- SOURCE DATA:
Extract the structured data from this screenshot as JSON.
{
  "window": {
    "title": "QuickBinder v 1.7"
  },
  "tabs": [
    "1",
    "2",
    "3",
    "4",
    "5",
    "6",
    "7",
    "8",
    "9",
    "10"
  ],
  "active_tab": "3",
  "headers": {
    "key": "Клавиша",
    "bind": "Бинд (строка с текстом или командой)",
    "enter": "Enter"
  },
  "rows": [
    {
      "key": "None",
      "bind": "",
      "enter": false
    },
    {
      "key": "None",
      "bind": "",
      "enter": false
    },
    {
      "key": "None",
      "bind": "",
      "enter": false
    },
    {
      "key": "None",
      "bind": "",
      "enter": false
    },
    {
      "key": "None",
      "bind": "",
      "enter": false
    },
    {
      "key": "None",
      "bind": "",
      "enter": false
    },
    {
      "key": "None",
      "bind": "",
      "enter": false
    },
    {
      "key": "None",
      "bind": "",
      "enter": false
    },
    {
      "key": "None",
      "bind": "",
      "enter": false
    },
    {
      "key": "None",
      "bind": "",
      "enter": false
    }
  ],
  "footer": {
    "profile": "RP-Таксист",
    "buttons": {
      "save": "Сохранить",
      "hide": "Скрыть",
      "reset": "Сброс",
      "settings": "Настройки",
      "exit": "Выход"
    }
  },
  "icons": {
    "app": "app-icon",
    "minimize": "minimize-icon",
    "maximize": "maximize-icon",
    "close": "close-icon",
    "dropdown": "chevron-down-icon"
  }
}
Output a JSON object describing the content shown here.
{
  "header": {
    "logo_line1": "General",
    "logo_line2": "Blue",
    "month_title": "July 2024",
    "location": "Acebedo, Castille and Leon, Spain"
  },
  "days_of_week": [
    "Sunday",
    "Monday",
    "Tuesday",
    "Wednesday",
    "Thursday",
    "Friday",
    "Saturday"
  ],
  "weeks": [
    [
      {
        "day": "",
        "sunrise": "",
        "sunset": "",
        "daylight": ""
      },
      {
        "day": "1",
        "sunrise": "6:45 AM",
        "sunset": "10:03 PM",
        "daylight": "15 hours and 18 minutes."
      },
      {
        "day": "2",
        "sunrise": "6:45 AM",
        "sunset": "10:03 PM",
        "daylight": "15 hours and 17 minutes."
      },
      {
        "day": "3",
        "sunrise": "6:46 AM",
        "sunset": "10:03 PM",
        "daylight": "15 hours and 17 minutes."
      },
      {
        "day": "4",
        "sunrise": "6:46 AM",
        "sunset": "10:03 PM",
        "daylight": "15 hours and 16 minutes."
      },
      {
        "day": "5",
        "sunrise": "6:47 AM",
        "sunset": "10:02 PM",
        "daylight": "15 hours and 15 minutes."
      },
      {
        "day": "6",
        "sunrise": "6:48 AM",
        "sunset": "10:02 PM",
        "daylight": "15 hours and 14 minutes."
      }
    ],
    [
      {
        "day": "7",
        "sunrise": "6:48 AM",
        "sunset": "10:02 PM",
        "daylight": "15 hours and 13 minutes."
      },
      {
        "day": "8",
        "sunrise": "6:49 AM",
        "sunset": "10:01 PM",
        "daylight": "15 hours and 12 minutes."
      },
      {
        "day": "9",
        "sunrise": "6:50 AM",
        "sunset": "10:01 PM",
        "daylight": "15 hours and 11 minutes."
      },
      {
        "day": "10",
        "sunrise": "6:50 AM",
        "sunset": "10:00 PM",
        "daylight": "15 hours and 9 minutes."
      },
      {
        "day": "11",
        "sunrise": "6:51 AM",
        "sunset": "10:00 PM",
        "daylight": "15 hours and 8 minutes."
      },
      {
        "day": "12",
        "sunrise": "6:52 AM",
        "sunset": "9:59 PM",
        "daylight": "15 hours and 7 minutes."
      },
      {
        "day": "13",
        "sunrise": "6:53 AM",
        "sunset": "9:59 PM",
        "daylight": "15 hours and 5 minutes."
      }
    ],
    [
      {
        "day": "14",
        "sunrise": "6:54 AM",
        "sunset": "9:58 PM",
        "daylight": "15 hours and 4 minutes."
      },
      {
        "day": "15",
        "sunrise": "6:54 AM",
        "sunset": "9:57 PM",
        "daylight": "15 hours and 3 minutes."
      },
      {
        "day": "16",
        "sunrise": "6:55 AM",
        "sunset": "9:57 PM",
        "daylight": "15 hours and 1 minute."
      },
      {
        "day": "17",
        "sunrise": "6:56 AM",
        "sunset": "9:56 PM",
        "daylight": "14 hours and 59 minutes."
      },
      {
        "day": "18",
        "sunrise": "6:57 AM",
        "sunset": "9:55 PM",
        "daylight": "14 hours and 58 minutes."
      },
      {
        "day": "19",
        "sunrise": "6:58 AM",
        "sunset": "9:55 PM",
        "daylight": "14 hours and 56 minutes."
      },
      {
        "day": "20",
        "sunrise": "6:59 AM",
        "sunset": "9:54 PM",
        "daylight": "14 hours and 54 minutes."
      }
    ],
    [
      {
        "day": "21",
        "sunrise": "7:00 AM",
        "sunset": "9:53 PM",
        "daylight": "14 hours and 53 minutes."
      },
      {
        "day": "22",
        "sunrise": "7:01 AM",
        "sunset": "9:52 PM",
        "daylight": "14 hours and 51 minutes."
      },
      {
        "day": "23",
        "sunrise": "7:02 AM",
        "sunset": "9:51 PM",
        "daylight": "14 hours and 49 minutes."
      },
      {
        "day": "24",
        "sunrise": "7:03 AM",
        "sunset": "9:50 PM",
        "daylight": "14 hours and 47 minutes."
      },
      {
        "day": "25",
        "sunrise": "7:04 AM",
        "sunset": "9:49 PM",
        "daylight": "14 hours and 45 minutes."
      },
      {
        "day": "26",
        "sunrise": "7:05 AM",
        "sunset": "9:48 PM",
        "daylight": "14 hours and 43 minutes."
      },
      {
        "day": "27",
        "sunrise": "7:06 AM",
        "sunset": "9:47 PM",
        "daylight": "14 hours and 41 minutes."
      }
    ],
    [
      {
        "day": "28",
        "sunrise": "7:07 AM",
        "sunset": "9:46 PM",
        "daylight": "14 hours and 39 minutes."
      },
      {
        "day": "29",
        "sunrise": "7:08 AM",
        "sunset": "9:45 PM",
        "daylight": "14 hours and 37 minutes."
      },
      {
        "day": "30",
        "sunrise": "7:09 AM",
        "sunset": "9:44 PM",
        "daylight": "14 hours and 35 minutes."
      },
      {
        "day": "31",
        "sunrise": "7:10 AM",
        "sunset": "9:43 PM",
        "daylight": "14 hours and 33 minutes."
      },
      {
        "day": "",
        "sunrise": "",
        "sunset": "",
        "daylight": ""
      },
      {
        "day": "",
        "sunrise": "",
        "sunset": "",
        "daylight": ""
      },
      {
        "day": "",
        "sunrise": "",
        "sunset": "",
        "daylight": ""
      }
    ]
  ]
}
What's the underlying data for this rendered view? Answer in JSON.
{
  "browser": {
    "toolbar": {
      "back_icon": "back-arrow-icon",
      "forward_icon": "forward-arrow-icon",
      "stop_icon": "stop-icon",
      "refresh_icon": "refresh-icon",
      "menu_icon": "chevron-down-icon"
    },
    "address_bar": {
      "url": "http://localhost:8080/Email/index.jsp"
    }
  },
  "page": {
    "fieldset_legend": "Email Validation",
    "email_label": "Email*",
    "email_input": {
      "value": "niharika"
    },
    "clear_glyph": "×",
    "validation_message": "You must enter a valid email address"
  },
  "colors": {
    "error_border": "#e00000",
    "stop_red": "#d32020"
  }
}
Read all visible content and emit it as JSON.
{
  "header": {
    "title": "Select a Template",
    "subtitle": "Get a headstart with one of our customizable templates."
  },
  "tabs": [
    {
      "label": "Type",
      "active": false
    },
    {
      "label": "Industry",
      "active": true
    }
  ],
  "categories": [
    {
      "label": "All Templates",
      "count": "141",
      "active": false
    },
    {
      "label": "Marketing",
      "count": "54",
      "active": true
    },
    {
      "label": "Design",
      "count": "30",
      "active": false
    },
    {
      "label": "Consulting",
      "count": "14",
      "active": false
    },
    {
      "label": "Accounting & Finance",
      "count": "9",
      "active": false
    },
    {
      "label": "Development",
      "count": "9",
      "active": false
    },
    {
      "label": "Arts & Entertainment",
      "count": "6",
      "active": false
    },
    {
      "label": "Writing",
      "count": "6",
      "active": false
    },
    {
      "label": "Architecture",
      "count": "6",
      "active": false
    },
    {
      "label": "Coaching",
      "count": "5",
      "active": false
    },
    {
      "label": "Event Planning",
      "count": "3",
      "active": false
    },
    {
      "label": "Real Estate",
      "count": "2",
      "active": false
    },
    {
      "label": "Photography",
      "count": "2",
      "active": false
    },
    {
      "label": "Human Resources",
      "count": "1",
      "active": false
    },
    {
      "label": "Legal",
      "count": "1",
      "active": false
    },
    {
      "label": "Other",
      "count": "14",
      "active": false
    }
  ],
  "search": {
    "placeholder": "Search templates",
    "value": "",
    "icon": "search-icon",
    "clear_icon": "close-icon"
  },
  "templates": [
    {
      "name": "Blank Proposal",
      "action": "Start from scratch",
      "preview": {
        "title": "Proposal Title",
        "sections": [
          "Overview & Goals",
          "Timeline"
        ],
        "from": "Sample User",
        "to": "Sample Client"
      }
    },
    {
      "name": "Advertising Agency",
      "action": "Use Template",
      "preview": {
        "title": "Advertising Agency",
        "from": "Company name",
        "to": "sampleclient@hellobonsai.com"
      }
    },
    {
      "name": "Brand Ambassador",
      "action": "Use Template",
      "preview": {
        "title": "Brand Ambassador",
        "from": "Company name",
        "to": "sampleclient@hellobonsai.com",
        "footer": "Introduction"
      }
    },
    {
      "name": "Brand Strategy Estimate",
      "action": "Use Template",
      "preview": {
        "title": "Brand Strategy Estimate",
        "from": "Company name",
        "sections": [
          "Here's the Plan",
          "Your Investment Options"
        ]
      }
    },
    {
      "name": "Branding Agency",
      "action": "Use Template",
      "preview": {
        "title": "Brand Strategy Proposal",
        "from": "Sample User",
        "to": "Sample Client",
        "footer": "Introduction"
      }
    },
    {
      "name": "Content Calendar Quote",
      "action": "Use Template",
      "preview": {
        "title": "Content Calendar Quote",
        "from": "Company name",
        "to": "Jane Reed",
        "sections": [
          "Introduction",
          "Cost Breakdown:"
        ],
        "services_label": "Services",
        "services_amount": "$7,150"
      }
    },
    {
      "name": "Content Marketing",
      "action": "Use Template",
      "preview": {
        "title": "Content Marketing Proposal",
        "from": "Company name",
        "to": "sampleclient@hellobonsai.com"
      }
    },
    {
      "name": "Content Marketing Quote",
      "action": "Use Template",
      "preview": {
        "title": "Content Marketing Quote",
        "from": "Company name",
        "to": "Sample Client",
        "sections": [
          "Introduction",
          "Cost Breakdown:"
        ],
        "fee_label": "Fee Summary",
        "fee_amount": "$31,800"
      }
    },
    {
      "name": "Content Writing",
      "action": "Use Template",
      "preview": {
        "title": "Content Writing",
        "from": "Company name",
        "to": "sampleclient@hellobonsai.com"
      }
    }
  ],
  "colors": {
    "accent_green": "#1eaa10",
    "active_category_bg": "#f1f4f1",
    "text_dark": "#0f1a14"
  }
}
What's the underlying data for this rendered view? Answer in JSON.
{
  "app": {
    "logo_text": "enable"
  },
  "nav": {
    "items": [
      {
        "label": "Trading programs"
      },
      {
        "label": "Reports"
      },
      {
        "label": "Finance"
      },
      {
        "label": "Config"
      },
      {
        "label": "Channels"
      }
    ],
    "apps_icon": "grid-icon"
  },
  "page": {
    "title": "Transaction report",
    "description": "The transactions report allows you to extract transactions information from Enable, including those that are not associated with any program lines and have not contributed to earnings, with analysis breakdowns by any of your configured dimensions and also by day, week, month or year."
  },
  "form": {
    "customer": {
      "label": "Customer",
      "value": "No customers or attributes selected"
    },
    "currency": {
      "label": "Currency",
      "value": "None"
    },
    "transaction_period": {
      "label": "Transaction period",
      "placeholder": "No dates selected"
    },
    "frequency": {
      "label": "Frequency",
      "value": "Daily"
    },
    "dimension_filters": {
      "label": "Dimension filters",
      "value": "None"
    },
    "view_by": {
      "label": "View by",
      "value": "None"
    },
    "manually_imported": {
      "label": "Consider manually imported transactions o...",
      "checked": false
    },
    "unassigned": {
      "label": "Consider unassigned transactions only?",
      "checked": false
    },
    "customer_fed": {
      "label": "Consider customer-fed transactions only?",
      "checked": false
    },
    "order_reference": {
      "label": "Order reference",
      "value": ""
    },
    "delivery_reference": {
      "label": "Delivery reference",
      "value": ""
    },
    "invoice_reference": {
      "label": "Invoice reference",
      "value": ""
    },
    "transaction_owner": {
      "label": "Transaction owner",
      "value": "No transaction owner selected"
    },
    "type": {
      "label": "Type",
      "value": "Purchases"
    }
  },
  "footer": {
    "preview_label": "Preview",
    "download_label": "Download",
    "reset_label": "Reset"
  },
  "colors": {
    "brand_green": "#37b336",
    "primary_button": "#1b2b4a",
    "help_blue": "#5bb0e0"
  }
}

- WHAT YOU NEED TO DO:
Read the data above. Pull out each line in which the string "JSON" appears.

- SOLUTION TO THE EXERCISE:
Extract the structured data from this screenshot as JSON.
Output a JSON object describing the content shown here.
What's the underlying data for this rendered view? Answer in JSON.
Read all visible content and emit it as JSON.
What's the underlying data for this rendered view? Answer in JSON.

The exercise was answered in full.